    Extraprostatic extension: Yes
    If yes, focal or non-focal: Nonfocal
    If yes: location(s) right and left antero-lateral
    Seminal vesicle invasion: No
    Cancer at surgical margin: No
    If no, closest distance with location: less than 1 mm, right posterior quadrant
    Apex involvement: No
    Bladder involvement: NO
    Lymph-vascular invasion: No
    Perineural invasion: Yes
    Lymph nodes: 9 from right pelvic 0/9 positive
    Stage: pT3a, pNo, pMX
    All nerves sparred - found two additional pudendal arteries

    FIRST PSA TEST 2-11-10 <0.1 NONDETECTABLE

    Virtually Pad free 2-20-10

    Next PSA scheduled for 5-26 Results 6-2-10

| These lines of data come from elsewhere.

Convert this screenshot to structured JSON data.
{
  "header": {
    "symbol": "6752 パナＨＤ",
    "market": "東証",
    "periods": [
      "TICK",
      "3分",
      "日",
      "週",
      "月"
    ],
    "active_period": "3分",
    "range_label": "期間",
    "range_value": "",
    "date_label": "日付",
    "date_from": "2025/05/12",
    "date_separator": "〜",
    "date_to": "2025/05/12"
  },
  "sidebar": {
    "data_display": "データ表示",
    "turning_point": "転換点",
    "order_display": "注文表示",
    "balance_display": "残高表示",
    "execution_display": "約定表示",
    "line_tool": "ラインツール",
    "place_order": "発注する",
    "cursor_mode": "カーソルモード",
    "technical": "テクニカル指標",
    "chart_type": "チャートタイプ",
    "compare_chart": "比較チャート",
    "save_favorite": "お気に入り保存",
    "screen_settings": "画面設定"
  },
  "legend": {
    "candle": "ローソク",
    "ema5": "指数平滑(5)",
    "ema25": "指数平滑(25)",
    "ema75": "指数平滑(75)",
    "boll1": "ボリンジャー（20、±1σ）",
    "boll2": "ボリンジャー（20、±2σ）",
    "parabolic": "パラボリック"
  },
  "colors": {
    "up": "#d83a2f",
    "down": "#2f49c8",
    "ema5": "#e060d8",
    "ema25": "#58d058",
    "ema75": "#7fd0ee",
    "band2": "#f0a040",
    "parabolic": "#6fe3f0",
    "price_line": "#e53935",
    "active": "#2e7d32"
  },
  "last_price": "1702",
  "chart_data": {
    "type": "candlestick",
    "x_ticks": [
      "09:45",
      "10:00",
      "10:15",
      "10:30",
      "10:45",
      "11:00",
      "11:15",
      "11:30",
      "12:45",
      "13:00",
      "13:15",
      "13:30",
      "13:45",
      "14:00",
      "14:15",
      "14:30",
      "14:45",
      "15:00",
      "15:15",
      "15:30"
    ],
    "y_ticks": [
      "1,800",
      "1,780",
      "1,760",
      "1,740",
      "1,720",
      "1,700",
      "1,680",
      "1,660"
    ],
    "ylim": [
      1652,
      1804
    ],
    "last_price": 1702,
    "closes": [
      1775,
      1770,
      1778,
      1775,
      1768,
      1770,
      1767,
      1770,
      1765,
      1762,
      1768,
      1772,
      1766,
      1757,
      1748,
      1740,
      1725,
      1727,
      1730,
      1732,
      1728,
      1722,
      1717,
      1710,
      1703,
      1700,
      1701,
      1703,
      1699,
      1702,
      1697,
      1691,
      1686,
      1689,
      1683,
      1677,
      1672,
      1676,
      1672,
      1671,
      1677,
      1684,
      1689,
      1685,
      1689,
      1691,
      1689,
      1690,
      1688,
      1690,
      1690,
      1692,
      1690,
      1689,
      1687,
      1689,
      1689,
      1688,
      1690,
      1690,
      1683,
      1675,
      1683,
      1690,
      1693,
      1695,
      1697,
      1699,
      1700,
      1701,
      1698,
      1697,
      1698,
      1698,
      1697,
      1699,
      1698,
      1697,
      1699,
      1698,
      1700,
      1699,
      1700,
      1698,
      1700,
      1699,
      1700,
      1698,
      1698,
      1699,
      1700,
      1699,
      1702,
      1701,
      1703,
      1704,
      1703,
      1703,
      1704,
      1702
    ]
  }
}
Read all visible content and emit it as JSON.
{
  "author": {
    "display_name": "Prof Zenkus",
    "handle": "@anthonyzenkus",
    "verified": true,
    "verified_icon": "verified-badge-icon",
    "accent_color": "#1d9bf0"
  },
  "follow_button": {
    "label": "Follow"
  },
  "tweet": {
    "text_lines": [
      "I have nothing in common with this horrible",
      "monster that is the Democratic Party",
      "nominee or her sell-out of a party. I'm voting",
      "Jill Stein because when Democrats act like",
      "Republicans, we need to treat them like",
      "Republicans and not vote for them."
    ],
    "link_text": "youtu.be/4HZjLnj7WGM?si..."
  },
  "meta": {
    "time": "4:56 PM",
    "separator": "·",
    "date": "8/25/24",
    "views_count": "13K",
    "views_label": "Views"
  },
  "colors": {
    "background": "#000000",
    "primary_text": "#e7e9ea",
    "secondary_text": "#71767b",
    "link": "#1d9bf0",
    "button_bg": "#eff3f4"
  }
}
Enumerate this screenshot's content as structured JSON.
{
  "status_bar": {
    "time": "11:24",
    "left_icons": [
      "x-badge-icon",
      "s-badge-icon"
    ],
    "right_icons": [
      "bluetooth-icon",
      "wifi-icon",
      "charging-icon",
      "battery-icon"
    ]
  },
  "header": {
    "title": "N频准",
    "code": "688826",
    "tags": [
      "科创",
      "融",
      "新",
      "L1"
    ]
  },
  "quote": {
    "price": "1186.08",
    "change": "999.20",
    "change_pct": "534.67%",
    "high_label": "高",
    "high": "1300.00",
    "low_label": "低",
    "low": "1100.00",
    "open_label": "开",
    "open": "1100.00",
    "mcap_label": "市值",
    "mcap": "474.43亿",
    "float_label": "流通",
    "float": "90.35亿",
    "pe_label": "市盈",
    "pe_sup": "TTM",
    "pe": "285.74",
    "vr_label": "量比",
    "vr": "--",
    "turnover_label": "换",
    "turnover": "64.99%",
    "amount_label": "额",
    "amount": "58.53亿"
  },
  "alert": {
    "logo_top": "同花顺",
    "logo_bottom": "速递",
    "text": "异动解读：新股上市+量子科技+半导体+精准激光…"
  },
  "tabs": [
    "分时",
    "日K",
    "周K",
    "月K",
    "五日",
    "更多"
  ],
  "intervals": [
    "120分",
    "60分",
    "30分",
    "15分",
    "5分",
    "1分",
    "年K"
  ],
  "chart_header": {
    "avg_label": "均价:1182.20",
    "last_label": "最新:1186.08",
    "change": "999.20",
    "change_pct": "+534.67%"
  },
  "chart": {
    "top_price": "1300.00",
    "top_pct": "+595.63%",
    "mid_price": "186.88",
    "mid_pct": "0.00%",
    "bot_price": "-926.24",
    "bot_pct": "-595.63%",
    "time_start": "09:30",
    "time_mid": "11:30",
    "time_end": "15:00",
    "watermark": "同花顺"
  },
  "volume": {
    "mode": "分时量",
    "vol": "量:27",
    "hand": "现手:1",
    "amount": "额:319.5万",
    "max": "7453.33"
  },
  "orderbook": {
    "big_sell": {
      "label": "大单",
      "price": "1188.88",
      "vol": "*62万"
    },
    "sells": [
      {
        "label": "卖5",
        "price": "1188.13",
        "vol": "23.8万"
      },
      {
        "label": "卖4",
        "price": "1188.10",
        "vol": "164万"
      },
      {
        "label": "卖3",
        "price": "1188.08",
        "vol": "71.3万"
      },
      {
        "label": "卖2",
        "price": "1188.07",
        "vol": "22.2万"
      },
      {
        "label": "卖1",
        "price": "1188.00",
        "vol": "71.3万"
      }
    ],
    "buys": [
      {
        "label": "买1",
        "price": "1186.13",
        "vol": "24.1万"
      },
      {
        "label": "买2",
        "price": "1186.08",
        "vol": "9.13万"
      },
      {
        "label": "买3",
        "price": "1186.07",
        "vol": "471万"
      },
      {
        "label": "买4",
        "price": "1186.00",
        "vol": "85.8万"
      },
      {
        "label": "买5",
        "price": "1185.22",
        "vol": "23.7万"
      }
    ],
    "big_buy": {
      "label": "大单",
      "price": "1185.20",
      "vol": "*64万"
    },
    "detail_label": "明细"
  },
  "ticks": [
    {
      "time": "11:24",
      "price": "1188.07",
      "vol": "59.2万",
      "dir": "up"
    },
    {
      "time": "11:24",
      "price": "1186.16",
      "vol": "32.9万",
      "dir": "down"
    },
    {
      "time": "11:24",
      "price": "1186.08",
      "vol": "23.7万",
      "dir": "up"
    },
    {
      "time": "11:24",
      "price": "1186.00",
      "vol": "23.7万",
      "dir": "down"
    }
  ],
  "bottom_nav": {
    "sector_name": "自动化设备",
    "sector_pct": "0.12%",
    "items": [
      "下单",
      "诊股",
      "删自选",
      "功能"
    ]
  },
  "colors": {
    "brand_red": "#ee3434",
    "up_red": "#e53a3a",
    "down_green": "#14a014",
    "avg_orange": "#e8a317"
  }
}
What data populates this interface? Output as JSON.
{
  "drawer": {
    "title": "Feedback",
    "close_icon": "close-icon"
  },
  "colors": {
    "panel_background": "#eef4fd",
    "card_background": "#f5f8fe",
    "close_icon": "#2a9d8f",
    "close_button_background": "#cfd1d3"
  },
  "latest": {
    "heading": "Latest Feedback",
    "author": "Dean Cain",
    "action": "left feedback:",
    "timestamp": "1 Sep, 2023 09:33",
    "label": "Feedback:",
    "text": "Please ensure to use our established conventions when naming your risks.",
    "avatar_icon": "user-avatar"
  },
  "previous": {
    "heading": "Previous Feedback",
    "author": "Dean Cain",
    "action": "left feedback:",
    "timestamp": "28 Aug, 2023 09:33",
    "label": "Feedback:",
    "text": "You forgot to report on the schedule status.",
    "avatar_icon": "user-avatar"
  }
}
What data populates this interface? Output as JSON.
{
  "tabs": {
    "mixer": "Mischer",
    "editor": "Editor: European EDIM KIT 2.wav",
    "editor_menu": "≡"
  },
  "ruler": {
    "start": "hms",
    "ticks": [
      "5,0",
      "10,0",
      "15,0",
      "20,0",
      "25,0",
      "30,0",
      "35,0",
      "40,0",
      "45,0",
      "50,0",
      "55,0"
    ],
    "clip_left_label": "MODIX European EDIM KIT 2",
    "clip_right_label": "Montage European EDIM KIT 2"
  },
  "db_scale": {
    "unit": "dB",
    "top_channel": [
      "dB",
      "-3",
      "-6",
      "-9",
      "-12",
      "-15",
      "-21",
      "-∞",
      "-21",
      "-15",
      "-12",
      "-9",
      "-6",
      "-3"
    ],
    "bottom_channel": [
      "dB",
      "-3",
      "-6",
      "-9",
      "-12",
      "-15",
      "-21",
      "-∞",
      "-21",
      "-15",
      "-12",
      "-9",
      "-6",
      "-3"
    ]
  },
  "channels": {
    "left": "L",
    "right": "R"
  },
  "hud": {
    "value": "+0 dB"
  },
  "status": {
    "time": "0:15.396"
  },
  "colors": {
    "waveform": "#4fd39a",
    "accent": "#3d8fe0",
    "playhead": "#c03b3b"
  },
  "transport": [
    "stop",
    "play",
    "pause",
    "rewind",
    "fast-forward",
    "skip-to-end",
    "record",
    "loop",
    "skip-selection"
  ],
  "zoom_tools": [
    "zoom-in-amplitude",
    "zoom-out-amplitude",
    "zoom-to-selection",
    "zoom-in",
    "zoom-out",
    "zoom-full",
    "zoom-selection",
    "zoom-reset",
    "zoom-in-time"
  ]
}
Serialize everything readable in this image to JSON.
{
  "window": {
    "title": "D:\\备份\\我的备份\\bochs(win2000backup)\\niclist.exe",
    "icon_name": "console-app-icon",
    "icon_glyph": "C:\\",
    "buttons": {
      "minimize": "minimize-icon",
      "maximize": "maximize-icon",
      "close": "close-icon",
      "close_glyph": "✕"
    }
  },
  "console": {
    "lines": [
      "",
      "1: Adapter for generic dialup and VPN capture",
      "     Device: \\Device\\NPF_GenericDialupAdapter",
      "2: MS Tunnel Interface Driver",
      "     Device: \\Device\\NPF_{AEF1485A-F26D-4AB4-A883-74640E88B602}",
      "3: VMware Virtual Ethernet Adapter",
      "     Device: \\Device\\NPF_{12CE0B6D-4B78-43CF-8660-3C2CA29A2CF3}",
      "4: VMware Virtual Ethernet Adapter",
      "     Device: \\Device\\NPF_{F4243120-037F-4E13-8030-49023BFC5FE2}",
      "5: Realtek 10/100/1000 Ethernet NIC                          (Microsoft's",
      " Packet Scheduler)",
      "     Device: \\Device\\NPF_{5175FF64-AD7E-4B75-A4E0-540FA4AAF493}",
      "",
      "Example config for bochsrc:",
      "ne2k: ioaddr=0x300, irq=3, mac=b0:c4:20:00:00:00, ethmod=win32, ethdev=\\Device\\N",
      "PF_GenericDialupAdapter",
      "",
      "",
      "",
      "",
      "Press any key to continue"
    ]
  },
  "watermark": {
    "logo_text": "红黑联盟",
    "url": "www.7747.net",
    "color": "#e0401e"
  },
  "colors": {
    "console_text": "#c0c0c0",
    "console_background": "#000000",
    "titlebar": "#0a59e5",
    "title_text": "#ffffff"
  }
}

    Notes on Recovery: Was at my desk working (from home office – sales) 6 days following my surgery. No pain to speak of (very lucky as many have some pain) I think because I took the Tramadol they gave religiously and found it to be the best drug in the world. BM’s where the trickiest part and most uncomfortable in the early stages but improved with time – follow the diet they give you!...I strayed off and the next BM helped to get me back on track – I like food very hot and spicy - don’t recommend that for at least a month following surgery. Cream soups, mushroom, celery, and chicken worked great the first week following surgery. Mashed Potatoes…Ah the first time following surgery it was heaven!...the first really solid food I ate…..you will learn to appreciate food all over again as you add back your favorites following surgery when the time is right. Take all the help from everyone around you…it might be a while you get that opportunity again to be waited on hand and foot. Liquids are a concern but some affect people differently it seems reading through the discussion board…I found anything carbonated would cause much leaking…alcohol was not good either…but I justified doing it thinking It’s my training method to work on my bladder control!...lol I love homebrewed beers too much! And am an admitted hop head.

    ED path:
    Early on started on Viagra 100mg pills cut into 4ths so 25mg per day dose then a full 100mg on every 7th day.
    Also bought pump and used sporadically to get blood flow to member. Within about three weeks or 5 weeks from surgery (cannot remember but probably posted on CSN somewhere) had usable erections.

    Randy In Indy